Belfast Cohousing & Ecovillage grapples with obstacles to create a visionary housing project in rural Maine.
A longtime ecovillage activist moves beyond denial to recognize the institutional racism affecting not only her society and her community, but her own way of thinking.
When a member of a minority population claims racism, how does a group committed to racial nondiscrimination respond?
How can a diverse group best make decisions? After many years advocating it, the author concludes that consensus is not the answer.
When assessing why a community is struggling to make decisions, we need to ask first how they handle conflict resolution, group-process training, and entrenched patterns.
Want a “problem” person to behave differently? Give a different response.
Even “non-spiritual” groups can benefit through a multitude of simple practices that deepen participants’ connections with themselves, one another, and the sacred.
At New View Cohousing, practicing consensus, navigating illness, and simply
sharing lives are continuing spiritual exercises.
While expert at understanding ecological connections, permaculturalists often founder in relating with one another. Applying permaculture principles to group dynamics can help us work together more effectively.
Lost Valley Educational Center avoids collapse and reinvigorates itself by applying a new approach to governance combining the best of diverse models.
When a cohousing group's honeymoon ends, and economic stress dictates selling units to any willing buyers, can a community's core values and connections endure?
Relationships don’t exist in a vacuum. Through a culture of communication and support, communities can create the healthy container which relationships need in order to flourish.
With loving help from others, the old emotional distresses that can sabotage both our mental health and our relationships in community can be cleared and permanently resolved.
To make best use of nonviolent communication and co-counseling, avoid these traps.
Howling, shouting, cries of despair, and The Pierced One greet a parent on her first visit to her daughter’s adopted community. Luckily, through lots of talking and listening, things improve.
The founder of Enright Ridge Urban Ecovillage describes what it’s like to be criticized, marginalized, stripped of leadership responsibilities, and given the opportunity to explore a new role.
In a healthy community, leadership and followship are equally important roles, each with vital skill sets that can assure effective teamwork.
The author identifies additional leadership skills, cautions against blind followship, and reflects on the many types of power in cooperative groups.
A community member transcends a feeling of powerlessness when he inadvertently comes up with a brilliant idea about how to organize cooking groups, and others join him in implementing it.
Some saw this radical environmental education program as a “cult,” others as an intensely focused experience of challenge and growth.

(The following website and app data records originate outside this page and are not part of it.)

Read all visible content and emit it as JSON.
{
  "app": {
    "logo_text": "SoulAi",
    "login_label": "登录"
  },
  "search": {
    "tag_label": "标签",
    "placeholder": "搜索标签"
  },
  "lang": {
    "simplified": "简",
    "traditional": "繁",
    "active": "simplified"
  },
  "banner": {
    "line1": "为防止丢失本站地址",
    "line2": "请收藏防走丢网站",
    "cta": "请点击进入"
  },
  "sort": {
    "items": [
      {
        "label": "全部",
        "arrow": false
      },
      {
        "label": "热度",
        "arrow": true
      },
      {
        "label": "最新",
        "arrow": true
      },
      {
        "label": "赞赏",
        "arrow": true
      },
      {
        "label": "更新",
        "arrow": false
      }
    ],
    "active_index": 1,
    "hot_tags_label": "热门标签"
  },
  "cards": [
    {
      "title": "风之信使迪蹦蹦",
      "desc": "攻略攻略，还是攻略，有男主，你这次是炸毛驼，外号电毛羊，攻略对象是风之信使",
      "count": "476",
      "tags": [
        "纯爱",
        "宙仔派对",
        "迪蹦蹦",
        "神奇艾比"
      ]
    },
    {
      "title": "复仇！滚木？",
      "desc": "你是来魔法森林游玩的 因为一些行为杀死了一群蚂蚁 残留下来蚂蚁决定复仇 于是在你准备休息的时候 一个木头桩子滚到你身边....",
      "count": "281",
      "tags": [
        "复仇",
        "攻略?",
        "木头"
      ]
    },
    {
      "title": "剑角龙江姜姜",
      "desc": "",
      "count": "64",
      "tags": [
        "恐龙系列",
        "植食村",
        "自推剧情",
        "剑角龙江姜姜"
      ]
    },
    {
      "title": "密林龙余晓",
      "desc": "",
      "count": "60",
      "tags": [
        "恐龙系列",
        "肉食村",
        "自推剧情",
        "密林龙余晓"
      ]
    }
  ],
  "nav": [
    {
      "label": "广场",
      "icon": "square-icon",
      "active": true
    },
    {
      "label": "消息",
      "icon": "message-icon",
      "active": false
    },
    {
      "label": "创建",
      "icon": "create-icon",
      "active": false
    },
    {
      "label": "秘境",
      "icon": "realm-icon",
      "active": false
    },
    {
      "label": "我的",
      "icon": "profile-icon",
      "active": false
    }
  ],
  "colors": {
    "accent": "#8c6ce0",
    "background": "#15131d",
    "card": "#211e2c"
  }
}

Had participants lost their individuality, or gained a new sense of self?
Though “baby having” had not been a consensus decision, a small community embraces a newborn, survives his infancy, and bonds like any other family: doing each other’s dishes, snuggling on the couch, and fighting over who gets a shower before the hot water runs out.
Participants in NFNC’s Summer Camps explore intimacy, transparency, freedom of choice, personal responsibility, sexuality, and new ways of being, teaching, and learning.
Three group-process experts answer the question: "Please tell us a story of one of the best meetings you ever attended (as participant or facilitator). What was great about it? What do you think made it turn out so well?”
A community confronts economic adversity by remaining constant in relationship, holding financial losses in common, and working together in fundraising, educational programs, and new projects.
After living in the PRAG House collective for 25 years before running for office, a Seattle City Councilor recommends that anyone entering politics consider experiencing intentional community first.
An informal survey raises several compelling questions: Can communitarians
learn to focus on larger-scale politics as much as on internal politics? Should they? What’s proper political etiquette in community? And have you ever met a communitarian who is not left of center?
What can you do if some people in your group seem to have more power than others? Our consensus trainers and group process experts respond.
Our consensus trainers and communication and process experts advise what to do about inadvertent "minority rule" in community.
Our consensus trainers and communication and process experts advise what to do about "repeat blockers" in community.
Expert advice from five community process and communication consultants.
Natural building teacher Mark Mazziotti looks at how what could have been a stellar intern program went awry.